With your formative assessment system, you need to be able to conduct an overall literacy screening and gather baseline on all foundational early literacy skills such as phonemic awareness and alphabetic knowledge, as well as oral language development, vocabulary and comprehension. Your formative assessment system should tell you exactly where students are in terms of specific skill levels and allow you to create a profile for every single child regarding their specific areas of strength and of need. These profiles will help inform your tiered model of instructional delivery and provide feedback on the results of supplemental or intensive interventions to students in each tier.
Your system should include progress monitoring so you can measure student progress toward learning goals within Tiers 2 and 3. When looking at progress monitoring measures, consider ones that are brief, valid and reliable, easy to administer, and highly sensitive to growth so you can make timely modifications to your supports if needed.
Q: What impact can schools expect to see with a plan like this in place?
A: It all depends on where you have decided to focus your efforts, and the efforts you focus on will be different at various stages of implementation. However, you should see a steady impact over time.
Let’s say that you decide to devote five years to implementing your schoolwide reading improvement model. One of your first steps will likely be introducing formative assessment, and as time goes on, you are all going to become more and more adept at interpreting and understanding the data. Pretty quickly you’ll be able to identify your areas of need and begin to learn how to determine solutions. As part of that phase, you may bring in different materials and train educators in using those. You need to make sure that teachers are using the materials and resources you put in place, and using them correctly. Or you may examine the efficiency with which instruction is being provided. What’s happening in the first year or two is a lot of things are falling into place. Subsequent years will be spent deepening understanding and improving implementation.
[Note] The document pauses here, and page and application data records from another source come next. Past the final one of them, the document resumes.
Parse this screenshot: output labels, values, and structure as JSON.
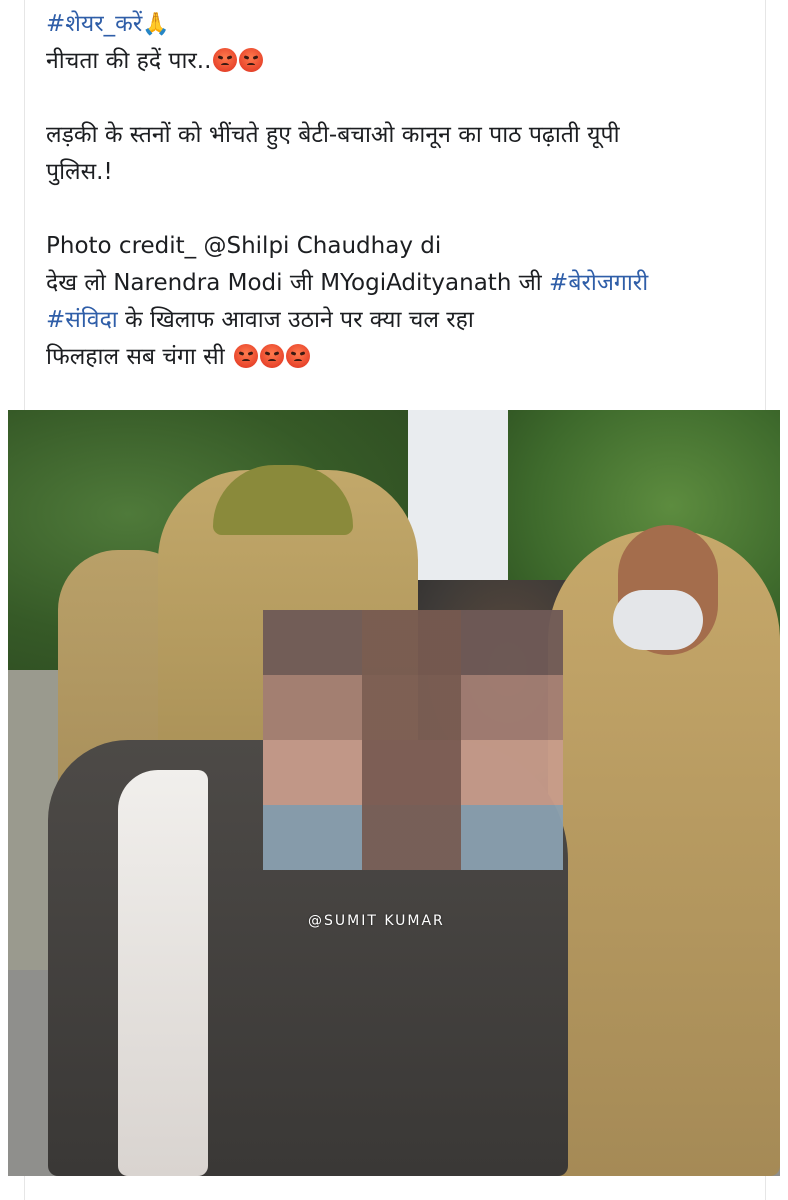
{
  "post": {
    "hashtag_share": "#शेयर_करें",
    "line_title": "नीचता की हदें पार..",
    "line_body_1": "लड़की के स्तनों को भींचते हुए बेटी-बचाओ कानून का पाठ पढ़ाती यूपी",
    "line_body_2": "पुलिस.!",
    "line_credit": "Photo credit_ @Shilpi Chaudhay di",
    "line_mention_prefix": "देख लो Narendra Modi जी MYogiAdityanath जी ",
    "hashtag_unemployment": "#बेरोजगारी",
    "hashtag_contract": "#संविदा",
    "line_contract_rest": " के खिलाफ आवाज उठाने पर क्या चल रहा",
    "line_final": "फिलहाल सब चंगा सी "
  },
  "icons": {
    "share_emoji": "folded-hands-icon",
    "angry_emoji": "angry-face-icon"
  },
  "photo": {
    "watermark": "@SUMIT KUMAR"
  },
  "colors": {
    "hashtag": "#2f5ea8",
    "text": "#1c1e21"
  }
}
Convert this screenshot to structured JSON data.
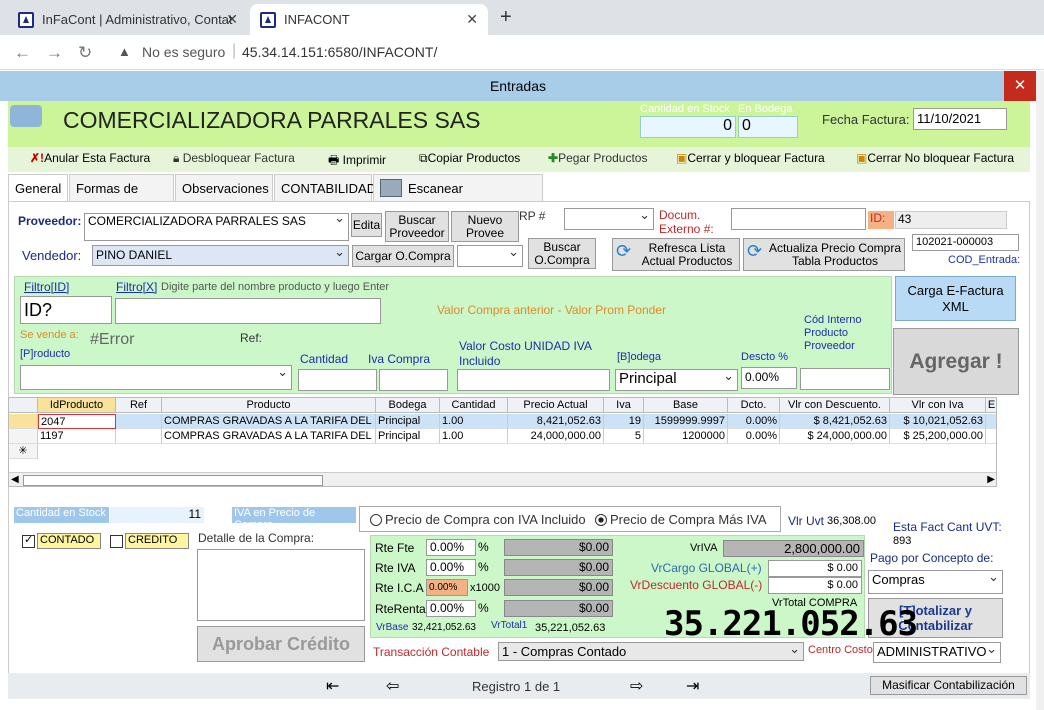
{
  "browser": {
    "tab1": "InFaCont | Administrativo, Contat",
    "tab2": "INFACONT",
    "new_tab": "+",
    "not_secure": "No es seguro",
    "url": "45.34.14.151:6580/INFACONT/"
  },
  "window": {
    "title": "Entradas",
    "close": "✕"
  },
  "header": {
    "company": "COMERCIALIZADORA PARRALES SAS",
    "stock_label": "Cantidad en Stock",
    "stock_value": "0",
    "warehouse_label": "En Bodega",
    "warehouse_value": "0",
    "invoice_date_label": "Fecha Factura:",
    "invoice_date": "11/10/2021"
  },
  "toolbar": {
    "cancel": "Anular Esta Factura",
    "unlock": "Desbloquear Factura",
    "print": "Imprimir",
    "copy": "Copiar Productos",
    "paste": "Pegar Productos",
    "close_lock": "Cerrar y bloquear Factura",
    "close_nolock": "Cerrar No bloquear Factura"
  },
  "tabs": [
    "General",
    "Formas de Pago",
    "Observaciones",
    "CONTABILIDAD",
    "Escanear Documentos"
  ],
  "form": {
    "supplier_label": "Proveedor:",
    "supplier": "COMERCIALIZADORA PARRALES SAS",
    "edit": "Edita",
    "search_supplier": "Buscar Proveedor",
    "new_supplier": "Nuevo Provee",
    "rp_label": "RP #",
    "external_doc_label": "Docum. Externo #:",
    "id_label": "ID:",
    "id_value": "43",
    "seller_label": "Vendedor:",
    "seller": "PINO DANIEL",
    "load_po": "Cargar O.Compra",
    "search_po": "Buscar O.Compra",
    "refresh": "Refresca Lista Actual Productos",
    "update_price": "Actualiza Precio Compra Tabla Productos",
    "cod_value": "102021-000003",
    "cod_label": "COD_Entrada:"
  },
  "product": {
    "filter_id_label": "Filtro[ID]",
    "filter_id": "ID?",
    "filter_x_label": "Filtro[X]",
    "filter_x_hint": "Digite parte del nombre producto y luego Enter",
    "prev_value": "Valor Compra anterior - Valor Prom Ponder",
    "sold_as": "Se vende a:",
    "error": "#Error",
    "ref": "Ref:",
    "product_label": "[P]roducto",
    "qty_label": "Cantidad",
    "iva_label": "Iva Compra",
    "unit_cost_label": "Valor Costo UNIDAD IVA Incluido",
    "warehouse_label": "[B]odega",
    "warehouse": "Principal",
    "disc_label": "Descto %",
    "discount": "0.00%",
    "code_label": "Cód Interno Producto Proveedor",
    "xml": "Carga E-Factura XML",
    "add": "Agregar !"
  },
  "grid": {
    "headers": [
      "IdProducto",
      "Ref",
      "Producto",
      "Bodega",
      "Cantidad",
      "Precio Actual",
      "Iva",
      "Base",
      "Dcto.",
      "Vlr con Descuento.",
      "Vlr con Iva",
      "E"
    ],
    "rows": [
      [
        "2047",
        "",
        "COMPRAS GRAVADAS A LA TARIFA DEL",
        "Principal",
        "1.00",
        "8,421,052.63",
        "19",
        "1599999.9997",
        "0.00%",
        "$ 8,421,052.63",
        "$ 10,021,052.63"
      ],
      [
        "1197",
        "",
        "COMPRAS GRAVADAS A LA TARIFA DEL",
        "Principal",
        "1.00",
        "24,000,000.00",
        "5",
        "1200000",
        "0.00%",
        "$ 24,000,000.00",
        "$ 25,200,000.00"
      ]
    ]
  },
  "footer": {
    "stock_label": "Cantidad en Stock",
    "stock": "11",
    "iva_price_label": "IVA en Precio de Compra",
    "cash": "CONTADO",
    "credit": "CREDITO",
    "detail_label": "Detalle de la Compra:",
    "approve": "Aprobar Crédito",
    "radio1": "Precio de Compra con IVA Incluido",
    "radio2": "Precio de Compra Más IVA",
    "uvt_label": "Vlr Uvt",
    "uvt": "36,308.00",
    "uvt_count_label": "Esta Fact Cant UVT:",
    "uvt_count": "893",
    "concept_label": "Pago por Concepto de:",
    "concept": "Compras",
    "totalize": "[T]otalizar y Contabilizar",
    "cost_center_label": "Centro Costo",
    "cost_center": "ADMINISTRATIVO",
    "transaction_label": "Transacción Contable",
    "transaction": "1 - Compras Contado"
  },
  "taxes": {
    "rtefte": "Rte Fte",
    "rtefte_pct": "0.00%",
    "rtefte_val": "$0.00",
    "rteiva": "Rte IVA",
    "rteiva_pct": "0.00%",
    "rteiva_val": "$0.00",
    "rteica": "Rte I.C.A",
    "rteica_pct": "0.00%",
    "rteica_x": "x1000",
    "rteica_val": "$0.00",
    "rterenta": "RteRenta",
    "rterenta_pct": "0.00%",
    "rterenta_val": "$0.00",
    "pct": "%",
    "vrbase_label": "VrBase",
    "vrbase": "32,421,052.63",
    "vrtotal1_label": "VrTotal1",
    "vrtotal1": "35,221,052.63",
    "vriva_label": "VrIVA",
    "vriva": "2,800,000.00",
    "cargo_label": "VrCargo GLOBAL(+)",
    "cargo": "$ 0.00",
    "desc_label": "VrDescuento GLOBAL(-)",
    "desc": "$ 0.00",
    "total_label": "VrTotal COMPRA",
    "total": "35.221.052.63"
  },
  "nav": {
    "record": "Registro 1 de 1",
    "massify": "Masificar Contabilización"
  }
}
You may not be surprised that teachers may embrace the changes at different paces. You’ll find that you have a few early adopters who embrace the model and do a good job with it. When the grade level shares their assessment data, it is those early adopters who will start seeing results — often as early as the first winter, especially in the earliest grades. And when they’re still doing well by spring, a remarkable thing happens. More and more teachers will become increasingly more engaged. The language spreads. People share success stories. Buy-in builds as people see their own success and the success of others, and that success itself spreads. But you must support collaborative data analysis, problem solving and intervention planning to get the full effect.
Q: What else should educators who are interested in schoolwide reading improvement know?
A: The answer is all about improving the instructional delivery of every person working with your students.
- To make schoolwide reading improvement successful, you must have a strong vision and strong leaders who are out and about within the school making sure teachers are supported and teaching in a highly effective way. As mentioned earlier, an enormous part of successfully implementing a schoolwide reading improvement model is ensuring building leaders know what the key “look-fors” are in the effective literacy classroom.
- Your school must have a dedicated literacy block. Be serious about this time. Find the people to staff it and put a schedule and plan in place for deploying all possible instructors to provide the necessary reading instruction to children at each tier.
- Deep modeling and coaching is often overlooked until the third or fourth year of schoolwide reading improvement, when it should be addressed right away.
- You can get game-changing results that help every one of your students beat the odds stacked against them when everyone is providing excellent instruction.
For more information about how Fastbridge Learning and the Formative Assessment System for Teachers (FAST™) can improve student outcomes, visit the Reading Assessment page. Interested in a demo of FAST? Contact us for information.